# [Work instruction]
Please repeat the entries below exactly as written, leaving out any images.

# [Recorded data]
BEGIN
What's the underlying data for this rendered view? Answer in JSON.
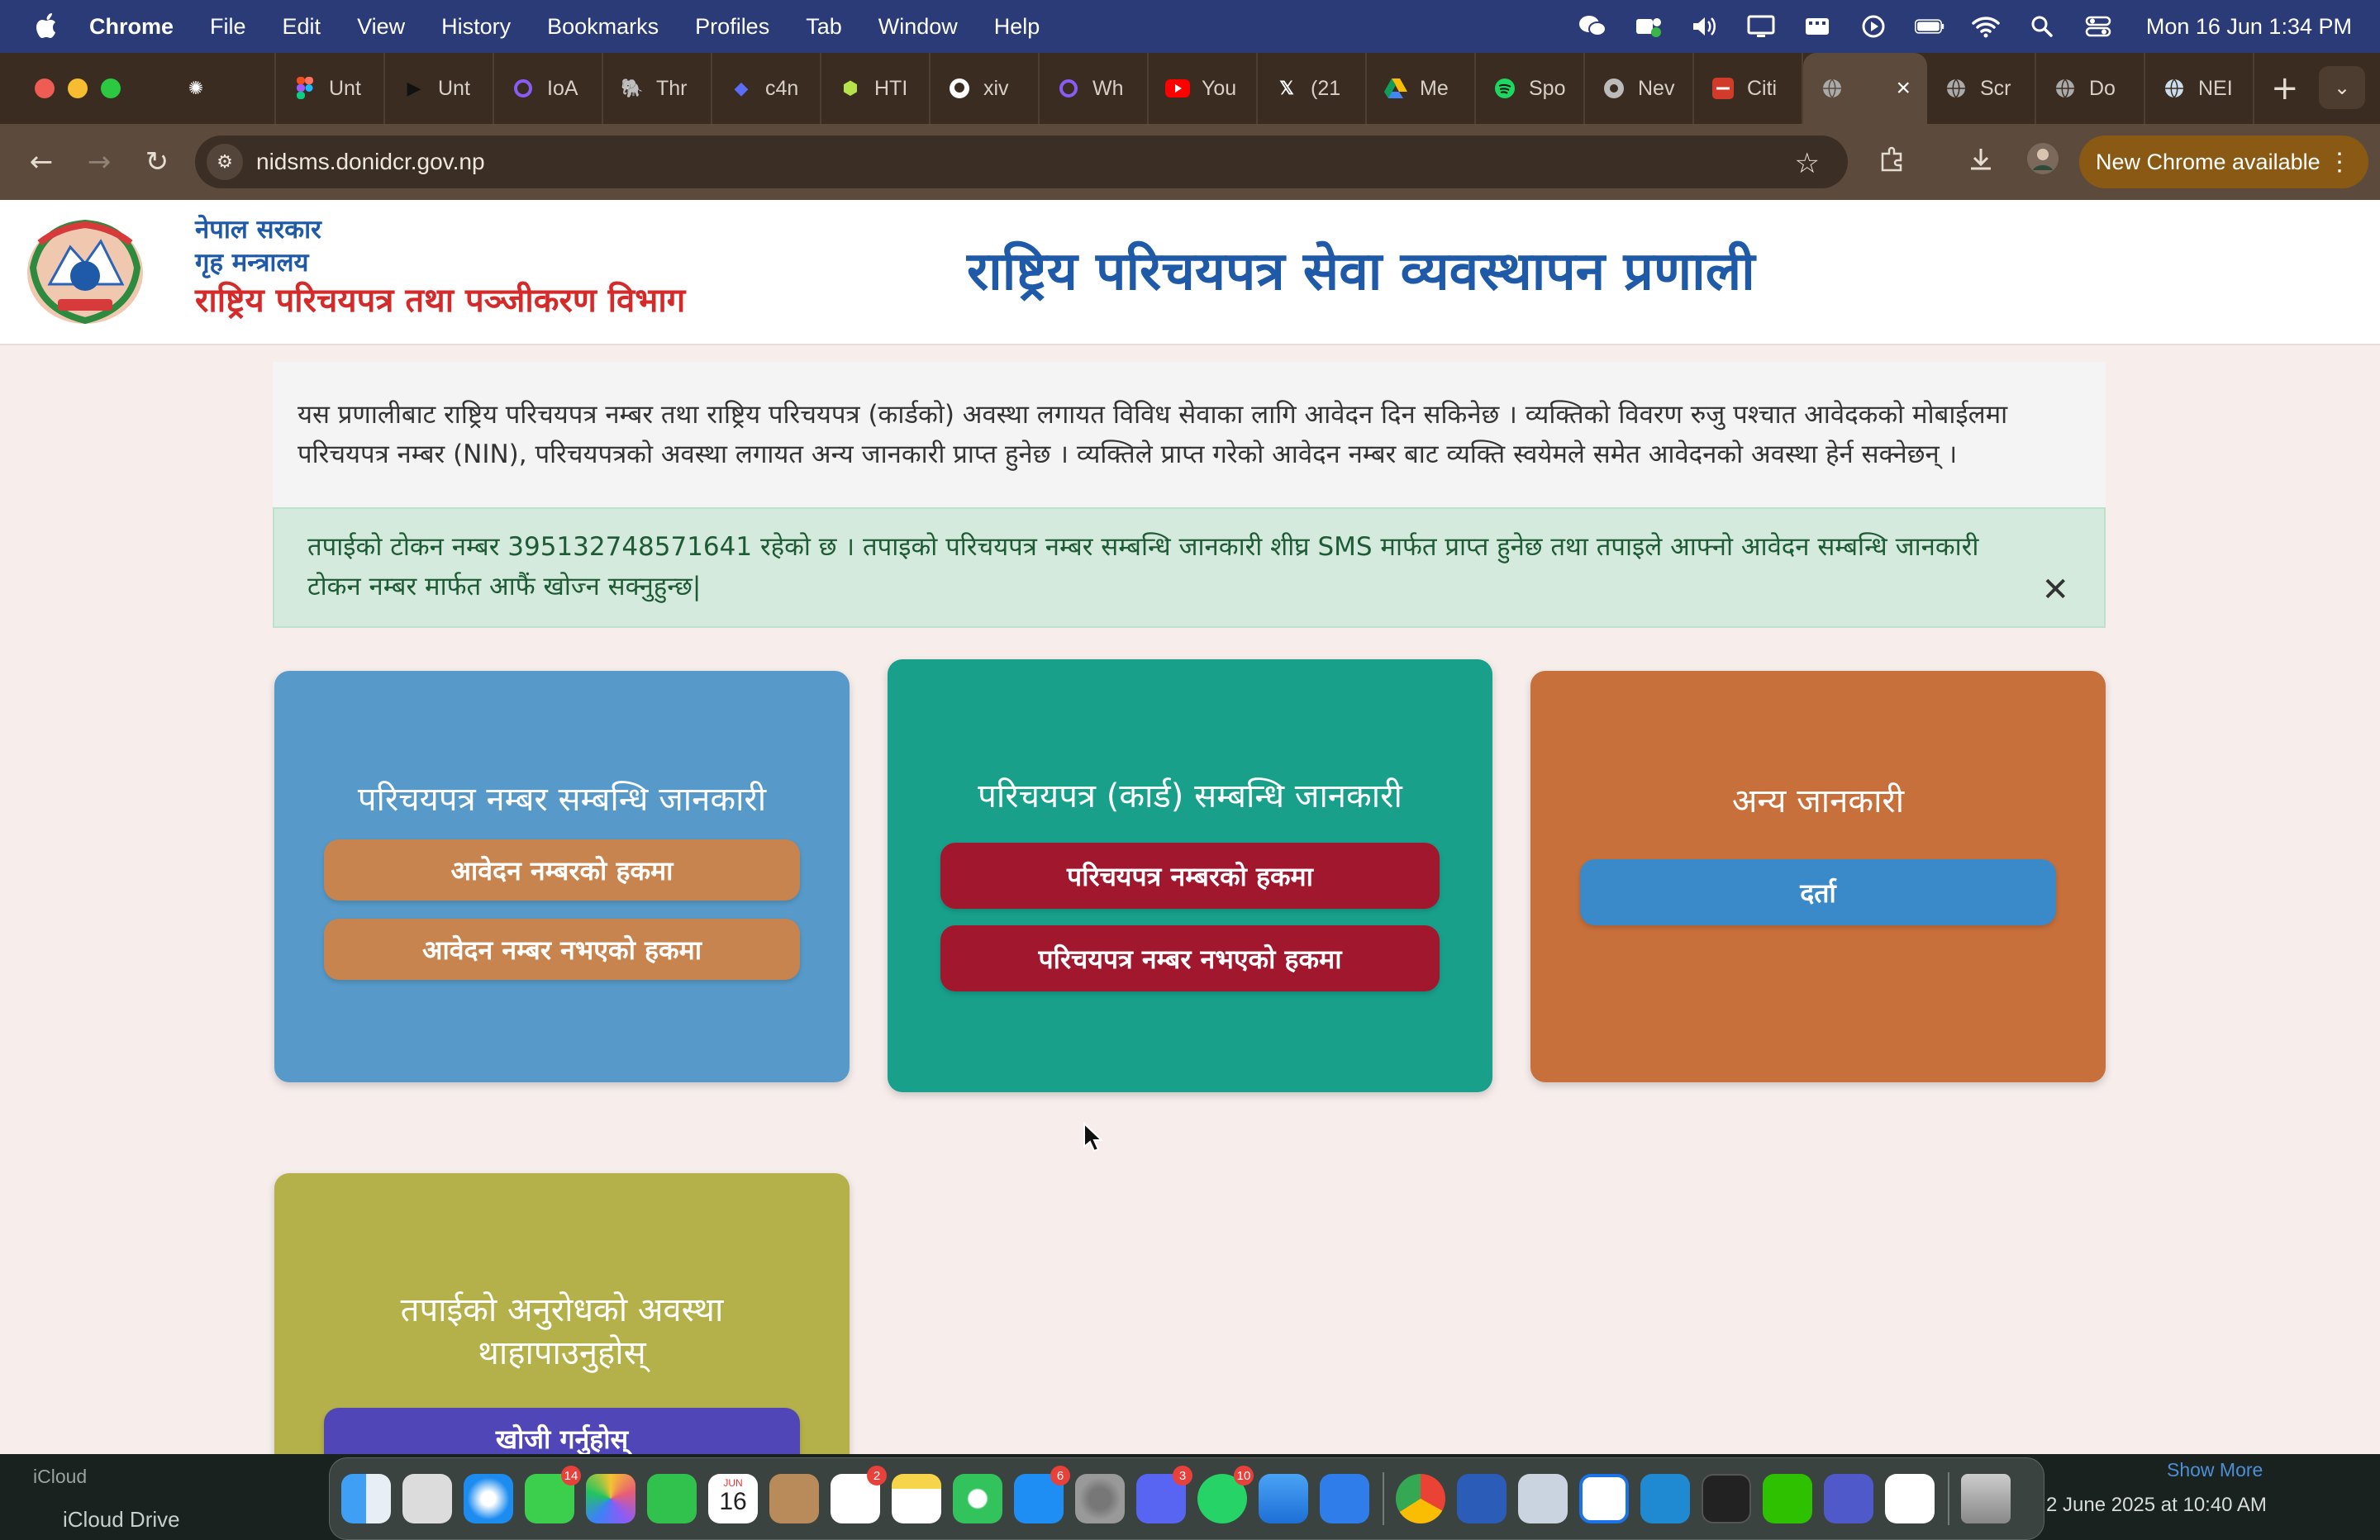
{
  "menubar": {
    "app_name": "Chrome",
    "menus": [
      "File",
      "Edit",
      "View",
      "History",
      "Bookmarks",
      "Profiles",
      "Tab",
      "Window",
      "Help"
    ],
    "clock": "Mon 16 Jun  1:34 PM"
  },
  "tabs": [
    {
      "label": "",
      "icon": "openai-icon"
    },
    {
      "label": "Unt",
      "icon": "figma-icon"
    },
    {
      "label": "Unt",
      "icon": "play-icon"
    },
    {
      "label": "IoA",
      "icon": "circle-icon"
    },
    {
      "label": "Thr",
      "icon": "elephant-icon"
    },
    {
      "label": "c4n",
      "icon": "cat-icon"
    },
    {
      "label": "HTI",
      "icon": "cube-icon"
    },
    {
      "label": "xiv",
      "icon": "github-icon"
    },
    {
      "label": "Wh",
      "icon": "circle-icon"
    },
    {
      "label": "You",
      "icon": "youtube-icon"
    },
    {
      "label": "(21",
      "icon": "x-icon"
    },
    {
      "label": "Me",
      "icon": "drive-icon"
    },
    {
      "label": "Spo",
      "icon": "spotify-icon"
    },
    {
      "label": "Nev",
      "icon": "chrome-icon"
    },
    {
      "label": "Citi",
      "icon": "citi-icon"
    },
    {
      "label": "",
      "icon": "globe-icon",
      "active": true
    },
    {
      "label": "Scr",
      "icon": "globe-icon"
    },
    {
      "label": "Do",
      "icon": "globe-icon"
    },
    {
      "label": "NEI",
      "icon": "globe-icon"
    }
  ],
  "toolbar": {
    "url": "nidsms.donidcr.gov.np",
    "update_label": "New Chrome available"
  },
  "header": {
    "line1": "नेपाल सरकार",
    "line2": "गृह मन्त्रालय",
    "line3": "राष्ट्रिय परिचयपत्र तथा पञ्जीकरण विभाग",
    "system_title": "राष्ट्रिय परिचयपत्र सेवा व्यवस्थापन प्रणाली"
  },
  "intro_text": "यस प्रणालीबाट राष्ट्रिय परिचयपत्र नम्बर तथा राष्ट्रिय परिचयपत्र (कार्डको) अवस्था लगायत विविध सेवाका लागि आवेदन दिन सकिनेछ । व्यक्तिको विवरण रुजु पश्चात आवेदकको मोबाईलमा परिचयपत्र नम्बर (NIN), परिचयपत्रको अवस्था लगायत अन्य जानकारी प्राप्त हुनेछ । व्यक्तिले प्राप्त गरेको आवेदन नम्बर बाट व्यक्ति स्वयेमले समेत आवेदनको अवस्था हेर्न सक्नेछन् ।",
  "alert": {
    "text": "तपाईको टोकन नम्बर 395132748571641 रहेको छ । तपाइको परिचयपत्र नम्बर सम्बन्धि जानकारी शीघ्र SMS मार्फत प्राप्त हुनेछ तथा तपाइले आफ्नो आवेदन सम्बन्धि जानकारी टोकन नम्बर मार्फत आफैं खोज्न सक्नुहुन्छ|",
    "close": "✕"
  },
  "cards": {
    "nin": {
      "title": "परिचयपत्र नम्बर सम्बन्धि जानकारी",
      "btn1": "आवेदन नम्बरको हकमा",
      "btn2": "आवेदन नम्बर नभएको हकमा",
      "color": "#579ac9"
    },
    "card": {
      "title": "परिचयपत्र (कार्ड) सम्बन्धि जानकारी",
      "btn1": "परिचयपत्र नम्बरको हकमा",
      "btn2": "परिचयपत्र नम्बर नभएको हकमा",
      "color": "#18a08b"
    },
    "other": {
      "title": "अन्य जानकारी",
      "btn1": "दर्ता",
      "color": "#c7703b"
    },
    "status": {
      "title_line1": "तपाईको अनुरोधको अवस्था",
      "title_line2": "थाहापाउनुहोस्",
      "btn1": "खोजी गर्नुहोस्",
      "color": "#b4b04a"
    }
  },
  "desktop": {
    "sidebar_heading": "iCloud",
    "sidebar_item": "iCloud Drive",
    "show_more": "Show More",
    "date_text": "2 June 2025 at 10:40 AM"
  },
  "dock": {
    "badges": {
      "messages": "14",
      "reminders": "2",
      "appstore": "6",
      "discord": "3",
      "whatsapp": "10"
    },
    "calendar_month": "JUN",
    "calendar_day": "16"
  },
  "colors": {
    "menubar": "#2a3b78",
    "tabstrip": "#3a2c20",
    "toolbar": "#5c4b3c",
    "header_blue": "#1e5aa8",
    "header_red": "#d42a2a",
    "alert_bg": "#d3eadc"
  }
}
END
# [Response box]
What's the underlying data for this rendered view? Answer in JSON.
{
  "menubar": {
    "app_name": "Chrome",
    "menus": [
      "File",
      "Edit",
      "View",
      "History",
      "Bookmarks",
      "Profiles",
      "Tab",
      "Window",
      "Help"
    ],
    "clock": "Mon 16 Jun  1:34 PM"
  },
  "tabs": [
    {
      "label": "",
      "icon": "openai-icon"
    },
    {
      "label": "Unt",
      "icon": "figma-icon"
    },
    {
      "label": "Unt",
      "icon": "play-icon"
    },
    {
      "label": "IoA",
      "icon": "circle-icon"
    },
    {
      "label": "Thr",
      "icon": "elephant-icon"
    },
    {
      "label": "c4n",
      "icon": "cat-icon"
    },
    {
      "label": "HTI",
      "icon": "cube-icon"
    },
    {
      "label": "xiv",
      "icon": "github-icon"
    },
    {
      "label": "Wh",
      "icon": "circle-icon"
    },
    {
      "label": "You",
      "icon": "youtube-icon"
    },
    {
      "label": "(21",
      "icon": "x-icon"
    },
    {
      "label": "Me",
      "icon": "drive-icon"
    },
    {
      "label": "Spo",
      "icon": "spotify-icon"
    },
    {
      "label": "Nev",
      "icon": "chrome-icon"
    },
    {
      "label": "Citi",
      "icon": "citi-icon"
    },
    {
      "label": "",
      "icon": "globe-icon",
      "active": true
    },
    {
      "label": "Scr",
      "icon": "globe-icon"
    },
    {
      "label": "Do",
      "icon": "globe-icon"
    },
    {
      "label": "NEI",
      "icon": "globe-icon"
    }
  ],
  "toolbar": {
    "url": "nidsms.donidcr.gov.np",
    "update_label": "New Chrome available"
  },
  "header": {
    "line1": "नेपाल सरकार",
    "line2": "गृह मन्त्रालय",
    "line3": "राष्ट्रिय परिचयपत्र तथा पञ्जीकरण विभाग",
    "system_title": "राष्ट्रिय परिचयपत्र सेवा व्यवस्थापन प्रणाली"
  },
  "intro_text": "यस प्रणालीबाट राष्ट्रिय परिचयपत्र नम्बर तथा राष्ट्रिय परिचयपत्र (कार्डको) अवस्था लगायत विविध सेवाका लागि आवेदन दिन सकिनेछ । व्यक्तिको विवरण रुजु पश्चात आवेदकको मोबाईलमा परिचयपत्र नम्बर (NIN), परिचयपत्रको अवस्था लगायत अन्य जानकारी प्राप्त हुनेछ । व्यक्तिले प्राप्त गरेको आवेदन नम्बर बाट व्यक्ति स्वयेमले समेत आवेदनको अवस्था हेर्न सक्नेछन् ।",
  "alert": {
    "text": "तपाईको टोकन नम्बर 395132748571641 रहेको छ । तपाइको परिचयपत्र नम्बर सम्बन्धि जानकारी शीघ्र SMS मार्फत प्राप्त हुनेछ तथा तपाइले आफ्नो आवेदन सम्बन्धि जानकारी टोकन नम्बर मार्फत आफैं खोज्न सक्नुहुन्छ|",
    "close": "✕"
  },
  "cards": {
    "nin": {
      "title": "परिचयपत्र नम्बर सम्बन्धि जानकारी",
      "btn1": "आवेदन नम्बरको हकमा",
      "btn2": "आवेदन नम्बर नभएको हकमा",
      "color": "#579ac9"
    },
    "card": {
      "title": "परिचयपत्र (कार्ड) सम्बन्धि जानकारी",
      "btn1": "परिचयपत्र नम्बरको हकमा",
      "btn2": "परिचयपत्र नम्बर नभएको हकमा",
      "color": "#18a08b"
    },
    "other": {
      "title": "अन्य जानकारी",
      "btn1": "दर्ता",
      "color": "#c7703b"
    },
    "status": {
      "title_line1": "तपाईको अनुरोधको अवस्था",
      "title_line2": "थाहापाउनुहोस्",
      "btn1": "खोजी गर्नुहोस्",
      "color": "#b4b04a"
    }
  },
  "desktop": {
    "sidebar_heading": "iCloud",
    "sidebar_item": "iCloud Drive",
    "show_more": "Show More",
    "date_text": "2 June 2025 at 10:40 AM"
  },
  "dock": {
    "badges": {
      "messages": "14",
      "reminders": "2",
      "appstore": "6",
      "discord": "3",
      "whatsapp": "10"
    },
    "calendar_month": "JUN",
    "calendar_day": "16"
  },
  "colors": {
    "menubar": "#2a3b78",
    "tabstrip": "#3a2c20",
    "toolbar": "#5c4b3c",
    "header_blue": "#1e5aa8",
    "header_red": "#d42a2a",
    "alert_bg": "#d3eadc"
  }
}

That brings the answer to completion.